From a media perspective, I would say that 2018 has also been the year that RLP staff became much more Twitter literate and began to use Twitter as a platform for publicizing our work. I feel that the responses that this generates are both good for RLP as an institution, but also for the staff who are catalyzing this interest.
Our initial focus on legal aid to forced migrants has since expanded to include a number of intersecting thematic areas. We are currently structured into five thematic programmes, namely Access to Justice, Mental Health & Psychosocial Wellbeing, Gender & Sexuality, Conflict-Transitional Justice-Governance, and Media for Social Change.
As you read through this Annual Report, you will see that 2016 was another busy year for Refugee Law Project. Programme work continued to develop apace. One of the big steps forward was the launch of the first “Introduction of Basic Video Advocacy” course. This was put together by our own video advo-cacy staff, it targeted refugees, and it generated high levesl of interest and productivity in the learners. Happily, as you will see from the report, this went hand-in-hand with a gradually strengthening social media presence as the relatively new thematic programme, Media for Social Change, worked on the challenging task of clarifying its role in a fast-changing technological and media environment.
Thematic Programme reports
Since 2014, these Powerpoint presentations have been structured around the thematic programmes, and are delivered during the Mid Year and End of Year Review meetings attended by all staff as well as invited partners and clients. Please note that there was no End-of-Year Review in 2016 as the entire University was closed following a Presidential Directive in early November 2016, and only re-opened in January 2017.
To view a presentation, simply click on it and it will download onto your computer from where you can double-click on it to open. These powerpoints cannot be edited.
End Of Year Review
Mid Year Review
Presentations made prior to 2014 can be obtained on request.
Since its inception, the Refugee Law Project has raised funds from a variety of sources. With one exception, our funding is all related to specific projects rather than core funding. In addition to present and past funds from major donors (see icons below), we generate a proportion of our income by providing consultancy services and by charging administrative fees for hosting interns and research associates.
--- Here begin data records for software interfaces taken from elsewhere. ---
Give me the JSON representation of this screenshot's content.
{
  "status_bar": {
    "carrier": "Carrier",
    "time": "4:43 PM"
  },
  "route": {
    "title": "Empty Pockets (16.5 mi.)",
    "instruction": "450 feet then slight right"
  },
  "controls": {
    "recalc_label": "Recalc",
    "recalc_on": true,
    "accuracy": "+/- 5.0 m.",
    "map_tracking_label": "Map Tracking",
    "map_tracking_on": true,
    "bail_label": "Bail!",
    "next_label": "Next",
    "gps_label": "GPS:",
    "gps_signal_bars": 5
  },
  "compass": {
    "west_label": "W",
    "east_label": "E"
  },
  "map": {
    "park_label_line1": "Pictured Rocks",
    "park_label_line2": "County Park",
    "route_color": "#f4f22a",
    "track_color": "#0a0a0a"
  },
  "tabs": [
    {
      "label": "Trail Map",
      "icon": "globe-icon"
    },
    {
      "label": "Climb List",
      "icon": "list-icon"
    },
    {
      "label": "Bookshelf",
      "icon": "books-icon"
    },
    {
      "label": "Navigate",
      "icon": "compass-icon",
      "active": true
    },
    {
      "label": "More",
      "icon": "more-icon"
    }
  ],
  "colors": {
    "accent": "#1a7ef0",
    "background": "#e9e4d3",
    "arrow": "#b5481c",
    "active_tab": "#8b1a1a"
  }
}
We welcome private donations, which allow us to make small but significant improvements in the work we do and the services we can deliver. One shining example of this is our emergency fund for survivors of Sexual and Gender Based Violence, which was established through a private donation. If you are able to make a donation, no matter how small, know that your money will directly support the lives of forced migrants in Uganda.